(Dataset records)
———

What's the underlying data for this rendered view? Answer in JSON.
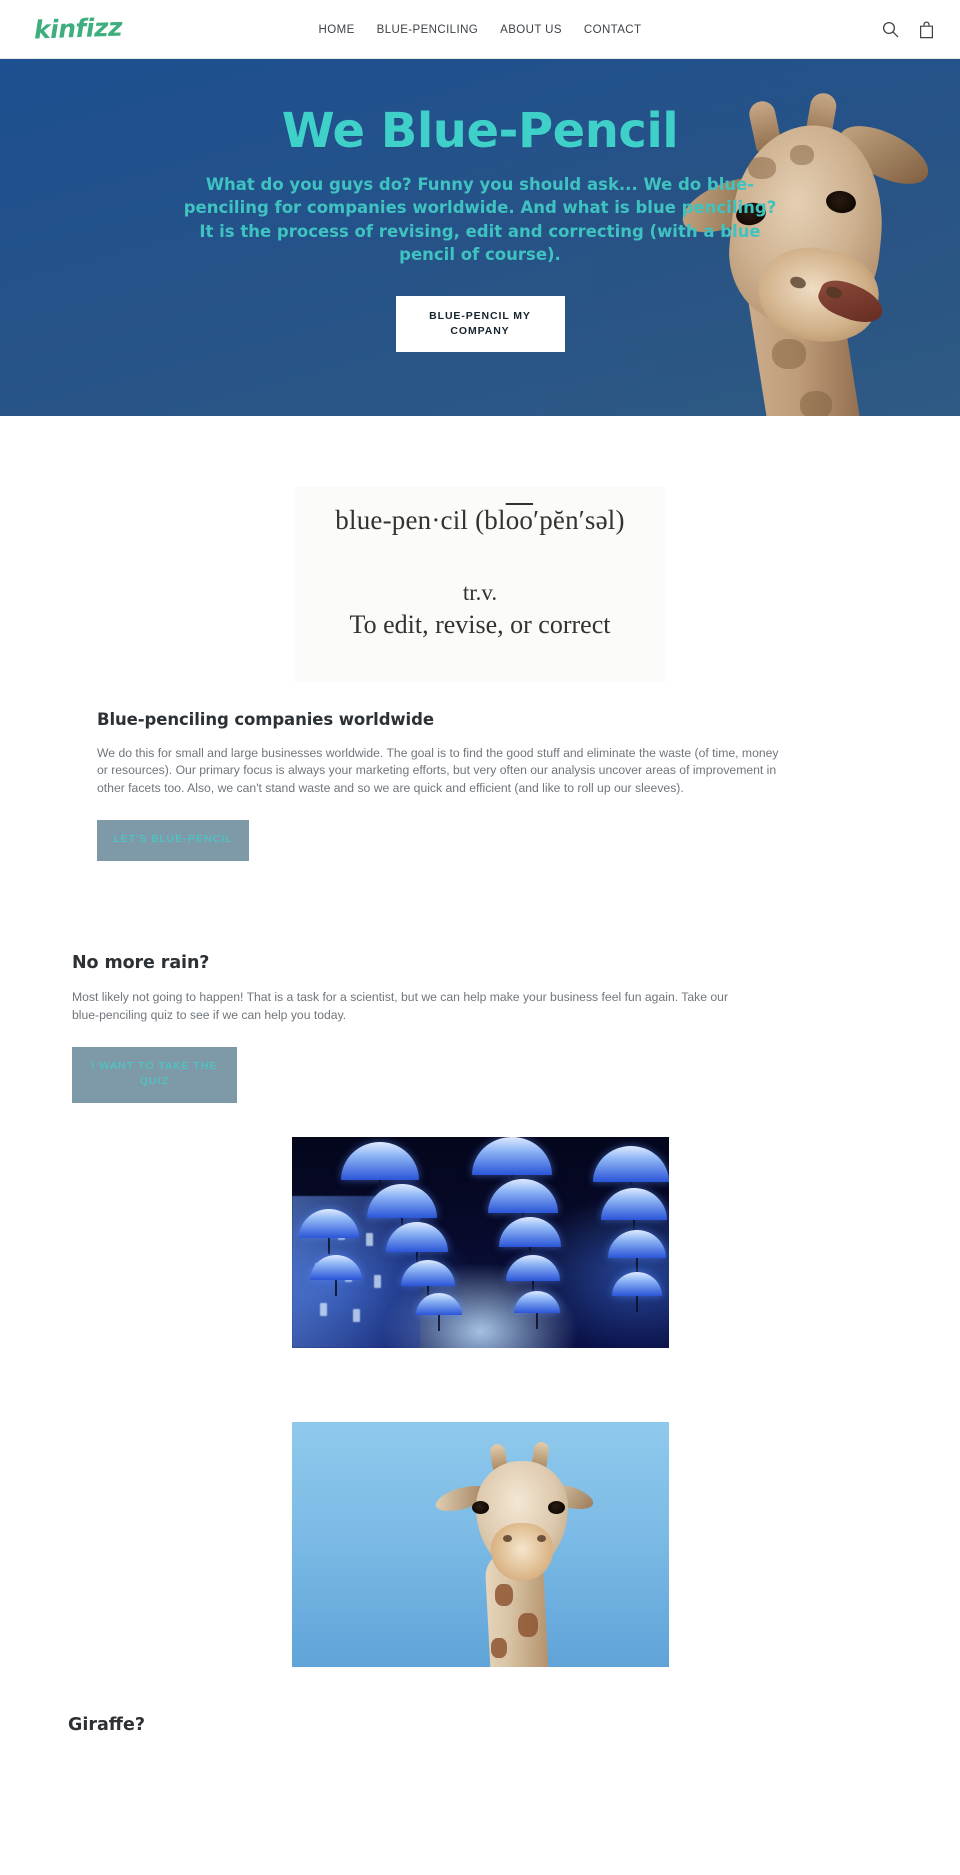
{
  "header": {
    "logo_text": "kinfizz",
    "nav": [
      {
        "label": "HOME"
      },
      {
        "label": "BLUE-PENCILING"
      },
      {
        "label": "ABOUT US"
      },
      {
        "label": "CONTACT"
      }
    ],
    "icons": {
      "search": "search-icon",
      "cart": "shopping-bag-icon"
    }
  },
  "hero": {
    "title": "We Blue-Pencil",
    "subtitle": "What do you guys do? Funny you should ask... We do blue-penciling for companies worldwide. And what is blue penciling? It is the process of revising, edit and correcting (with a blue pencil of course).",
    "cta_label": "BLUE-PENCIL MY COMPANY",
    "title_color": "#3fd0c9",
    "subtitle_color": "#3fc3c0",
    "background_color": "#23548c",
    "image_alt": "giraffe-head-photo"
  },
  "definition": {
    "term": "blue-pen·cil (bl",
    "term_macron": "oo",
    "term_rest": "′pĕn′səl)",
    "part_of_speech": "tr.v.",
    "meaning": "To edit, revise, or correct"
  },
  "sections": [
    {
      "heading": "Blue-penciling companies worldwide",
      "body": "We do this for small and large businesses worldwide. The goal is to find the good stuff and eliminate the waste (of time, money or resources). Our primary focus is always your marketing efforts, but very often our analysis uncover areas of improvement in other facets too. Also, we can't stand waste and so we are quick and efficient (and like to roll up our sleeves).",
      "cta_label": "LET'S BLUE-PENCIL"
    },
    {
      "heading": "No more rain?",
      "body": "Most likely not going to happen! That is a task for a scientist, but we can help make your business feel fun again. Take our blue-penciling quiz to see if we can help you today.",
      "cta_label": "I WANT TO TAKE THE QUIZ"
    }
  ],
  "images": {
    "umbrellas_alt": "blue-umbrellas-photo",
    "giraffe_alt": "giraffe-blue-sky-photo"
  },
  "bottom": {
    "heading": "Giraffe?"
  },
  "colors": {
    "brand_green": "#3fae7e",
    "accent_teal": "#3fd0c9",
    "hero_blue": "#23548c",
    "button_slate": "#7e9aa9",
    "body_text": "#6f767c",
    "heading_text": "#2c3135"
  }
}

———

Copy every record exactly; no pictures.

What's the underlying data for this rendered view? Answer in JSON.
{
  "header": {
    "logo_text": "kinfizz",
    "nav": [
      {
        "label": "HOME"
      },
      {
        "label": "BLUE-PENCILING"
      },
      {
        "label": "ABOUT US"
      },
      {
        "label": "CONTACT"
      }
    ],
    "icons": {
      "search": "search-icon",
      "cart": "shopping-bag-icon"
    }
  },
  "hero": {
    "title": "We Blue-Pencil",
    "subtitle": "What do you guys do? Funny you should ask... We do blue-penciling for companies worldwide. And what is blue penciling? It is the process of revising, edit and correcting (with a blue pencil of course).",
    "cta_label": "BLUE-PENCIL MY COMPANY",
    "title_color": "#3fd0c9",
    "subtitle_color": "#3fc3c0",
    "background_color": "#23548c",
    "image_alt": "giraffe-head-photo"
  },
  "definition": {
    "term": "blue-pen·cil (bl",
    "term_macron": "oo",
    "term_rest": "′pĕn′səl)",
    "part_of_speech": "tr.v.",
    "meaning": "To edit, revise, or correct"
  },
  "sections": [
    {
      "heading": "Blue-penciling companies worldwide",
      "body": "We do this for small and large businesses worldwide. The goal is to find the good stuff and eliminate the waste (of time, money or resources). Our primary focus is always your marketing efforts, but very often our analysis uncover areas of improvement in other facets too. Also, we can't stand waste and so we are quick and efficient (and like to roll up our sleeves).",
      "cta_label": "LET'S BLUE-PENCIL"
    },
    {
      "heading": "No more rain?",
      "body": "Most likely not going to happen! That is a task for a scientist, but we can help make your business feel fun again. Take our blue-penciling quiz to see if we can help you today.",
      "cta_label": "I WANT TO TAKE THE QUIZ"
    }
  ],
  "images": {
    "umbrellas_alt": "blue-umbrellas-photo",
    "giraffe_alt": "giraffe-blue-sky-photo"
  },
  "bottom": {
    "heading": "Giraffe?"
  },
  "colors": {
    "brand_green": "#3fae7e",
    "accent_teal": "#3fd0c9",
    "hero_blue": "#23548c",
    "button_slate": "#7e9aa9",
    "body_text": "#6f767c",
    "heading_text": "#2c3135"
  }
}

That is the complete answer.